Buying a home traditionally meant making a 20 percent down payment. However, some lenders now offer mortgages that only require a buyer to put down 10 percent, 5 percent or sometimes even less. During a red-hot real estate market, getting approval for these loans is often easier, because both lenders and home buyers can rely on the safety net provided by rising house prices. But now that the market has cooled in many areas and interest rates may begin to inch up, lenders have become more cautious, and low-down-payment mortgages may be harder to obtain.
“We continue to see lenders tightening the guidelines for high 100%-plus-market-value loan-to-value loans and second mortgages, with some lenders completely eliminating these offerings in recent months,” says Pamela Hamrick, vice-president of operations for LendingTree Loans. “However, it’s still very possible to get a mortgage with a low down payment, particularly if you have done a good job of managing your credit.”

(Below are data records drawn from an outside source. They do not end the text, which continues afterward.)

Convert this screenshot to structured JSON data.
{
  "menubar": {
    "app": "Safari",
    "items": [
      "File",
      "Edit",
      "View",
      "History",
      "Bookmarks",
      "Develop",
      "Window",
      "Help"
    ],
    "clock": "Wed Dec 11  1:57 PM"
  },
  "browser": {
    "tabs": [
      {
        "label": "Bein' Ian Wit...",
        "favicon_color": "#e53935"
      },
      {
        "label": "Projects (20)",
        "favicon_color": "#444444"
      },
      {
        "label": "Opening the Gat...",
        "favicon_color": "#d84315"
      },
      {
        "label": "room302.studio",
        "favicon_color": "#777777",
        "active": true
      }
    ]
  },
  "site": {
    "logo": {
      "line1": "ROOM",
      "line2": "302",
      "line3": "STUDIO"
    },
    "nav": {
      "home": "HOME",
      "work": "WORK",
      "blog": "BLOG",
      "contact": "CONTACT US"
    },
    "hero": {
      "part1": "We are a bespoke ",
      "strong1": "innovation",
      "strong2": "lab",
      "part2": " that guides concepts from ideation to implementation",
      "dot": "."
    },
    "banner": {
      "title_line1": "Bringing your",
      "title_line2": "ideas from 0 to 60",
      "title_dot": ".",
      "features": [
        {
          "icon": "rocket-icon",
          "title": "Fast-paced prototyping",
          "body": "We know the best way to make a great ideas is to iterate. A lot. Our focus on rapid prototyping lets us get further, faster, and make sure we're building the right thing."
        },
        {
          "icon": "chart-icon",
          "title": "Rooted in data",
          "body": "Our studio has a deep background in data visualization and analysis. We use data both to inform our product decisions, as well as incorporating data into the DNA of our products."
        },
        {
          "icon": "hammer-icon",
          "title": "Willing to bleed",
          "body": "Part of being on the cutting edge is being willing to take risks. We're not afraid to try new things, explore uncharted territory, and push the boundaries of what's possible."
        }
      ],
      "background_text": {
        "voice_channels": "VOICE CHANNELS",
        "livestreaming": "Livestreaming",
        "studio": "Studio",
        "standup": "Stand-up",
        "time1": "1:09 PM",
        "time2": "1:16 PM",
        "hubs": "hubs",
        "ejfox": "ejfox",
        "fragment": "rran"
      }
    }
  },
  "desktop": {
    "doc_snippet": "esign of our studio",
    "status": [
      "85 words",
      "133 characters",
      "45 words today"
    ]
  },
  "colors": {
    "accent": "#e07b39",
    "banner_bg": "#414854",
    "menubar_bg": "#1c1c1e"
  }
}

If you have excellent credit and you’re approved for a mortgage with a down payment of less than 20 percent, you will usually have to make some special arrangements. If your mortgage amount is 80 percent or more of the home’s value, you’ll generally be required to buy private mortgage insurance (PMI). This usually costs about 0.5 percent of the loan amount annually, and the premium may be added to your monthly payment.
The good news is that some homeowners may now be entitled to a tax credit that can significantly lower the cost of PMI. Borrowers with adjusted gross incomes of up to $100,000 can now qualify for a 100 percent tax deduction on their 2007 PMI premiums, while those with incomes up to $109,000 can qualify for a partial deduction (the allowance decreases by 10 percent per $1,000 of adjusted gross income over $100,000). The tax credit is effective for mortgage insurance certificates issued between January 1 and December 31, 2007, with Congress holding the option to renew the legislation for future years. Talk to your tax advisor to confirm the deduction in your case.
One way to get around paying PMI is to get a “piggyback loan,” which is a type of second mortgage. Typically, the buyer makes a 5 percent or 10 percent down payment, obtains a mortgage for 80 percent of the home’s value, and then takes out a second loan for the remainder. Piggyback loans may be less expensive than PMI premiums; talk to a financial planner to determine which is right for you.
Finally, several government programs offer assistance for home buyers who cannot afford a 20% down payment. The Federal Housing Administration (FHA) insures mortgages for first-time buyers with down payments of as little as 3 percent. Fannie Mae also has similar programs for low-income families and those with imperfect credit. If you’re a veteran, VA home loans can allow you to purchase a house with no down payment at all if you have full entitlement.